The conventional wisdom is that the number of lawsuits filed rises while the number of transactions fall in a down economy. When times are good, companies tend not to worry about the “small stuff,” to not account for every penny. But when times aren’t so good, every penny counts, and litigation is used much more freely. However, good times or bad, it is always wise to carefully consider the pros and cons of litigation with your legal advisor before “upping the ante,” because the world of litigation is not only entirely different than business as usual, it is also expensive and unpredictable.
There are companies that aggressively protect their intellectual property portfolio, litigating routinely, even in the best of times. However, this is an expensive business model that can only be justified when the size of the business or value of the intellectual property to be protected is significant. The decision to litigate is a business decision, that requires the same due diligence of any other important business decision.
If one embarks on the path of litigation, it must be assumed that the litigation will run its full course to trial on the merits.

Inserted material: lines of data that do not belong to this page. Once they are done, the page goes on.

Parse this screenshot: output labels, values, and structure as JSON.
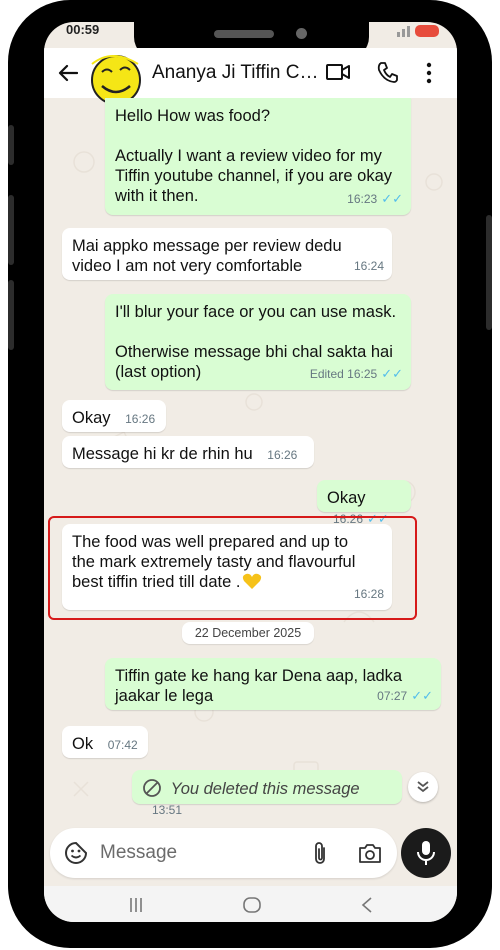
{
  "status_bar": {
    "time": "00:59"
  },
  "header": {
    "contact_name": "Ananya Ji Tiffin C…"
  },
  "messages": [
    {
      "dir": "out",
      "text_lines": [
        "Hello How was food?",
        "",
        "Actually I want a review video for my",
        "Tiffin youtube channel, if you are okay",
        "with it then."
      ],
      "time": "16:23"
    },
    {
      "dir": "in",
      "text_lines": [
        "Mai appko message per review dedu",
        "video I am not very comfortable"
      ],
      "time": "16:24"
    },
    {
      "dir": "out",
      "text_lines": [
        "I'll blur your face or you can use mask.",
        "",
        "Otherwise message bhi chal sakta hai",
        "(last option)"
      ],
      "time": "Edited 16:25"
    },
    {
      "dir": "in",
      "text_lines": [
        "Okay"
      ],
      "time": "16:26"
    },
    {
      "dir": "in",
      "text_lines": [
        "Message hi kr de rhin hu"
      ],
      "time": "16:26"
    },
    {
      "dir": "out",
      "text_lines": [
        "Okay"
      ],
      "time": "16:26"
    },
    {
      "dir": "in",
      "text_lines": [
        "The food was well prepared and up to",
        "the mark extremely tasty and flavourful",
        "best tiffin tried till date ."
      ],
      "time": "16:28",
      "highlighted": true
    },
    {
      "dir": "out",
      "text_lines": [
        "Tiffin gate ke hang kar Dena  aap, ladka",
        "jaakar le lega"
      ],
      "time": "07:27"
    },
    {
      "dir": "in",
      "text_lines": [
        "Ok"
      ],
      "time": "07:42"
    },
    {
      "dir": "out",
      "deleted_text": "You deleted this message",
      "time": "13:51"
    }
  ],
  "date_separator": "22 December 2025",
  "composer": {
    "placeholder": "Message"
  },
  "colors": {
    "outgoing_bubble": "#d9fdd3",
    "incoming_bubble": "#ffffff",
    "read_ticks": "#53bdeb",
    "highlight_border": "#d61a1a"
  },
  "icons": [
    "back-arrow-icon",
    "video-call-icon",
    "phone-call-icon",
    "more-options-icon",
    "emoji-icon",
    "attach-icon",
    "camera-icon",
    "mic-icon",
    "scroll-down-icon",
    "deleted-icon",
    "recents-nav-icon",
    "home-nav-icon",
    "back-nav-icon"
  ]
}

While trial is rarely the end game in most litigation strategies, litigated matters often take on a life of their own. Litigation discovery by itself can be expensive, but trial is typically the most substantial single expense in the entire process, by far.
Trial can also be a radically different part of the process because at trial we leave our usual comfort zones and deal with an element both unfamiliar and confounding to those with technical backgrounds–the jury. And it is the jury in whose hands our ultimate fate lies. In the end, the law is whatever the men and women of the jury say it is, subject, of course, to appellate review.
Some have said that a jury consists of twelve persons of ordinary ignorance. Particularly in complex technical or financial cases, it is virtually impossible to seat a jury with the knowledge necessary to understand the details of the case. Some have debated whether jury trials are even appropriate for such matters. Nevertheless, this is the system we have, and it is important to consider the technical details in evaluating whether to file suit or defend a case to trial. For concepts that are incapable of being understood by the average jury, a “battle of the experts” will often determine the fate of such cases.
While discovery in intellectual property suits may involve a detailed examination of the science and accounting, the presentation to the jury will necessarily be quite a different matter. It is in the courtroom where science makes way for the art of the jury trial. The art of persuasion, of being able to “read” a particular jury and develop a sense of their view of the world, is fundamental to any successful jury trial. The other art is the ability to reduce and distill complex issues to their essence; and present them so that the issues and the concepts are understood by that jury of ordinary ignorance.
When it comes time to decide whether to litigate (or, if you simply have no choice because you’ve been sued), we can help. With more than ____ jury trials to our credit, we have the jury trial experience to help you make the right choice and, if the choice is litigation, to do it right.
This blog is maintained by Carstens & Cahoon, LLP to inform readers of recent developments in intellectual property. Solely informational in nature, this blog is not intended to create an attorney-client relationship or to be used as a substitute for legal advice or opinions. For more information, please visit www.cclaw.com.
By Chris Kilgore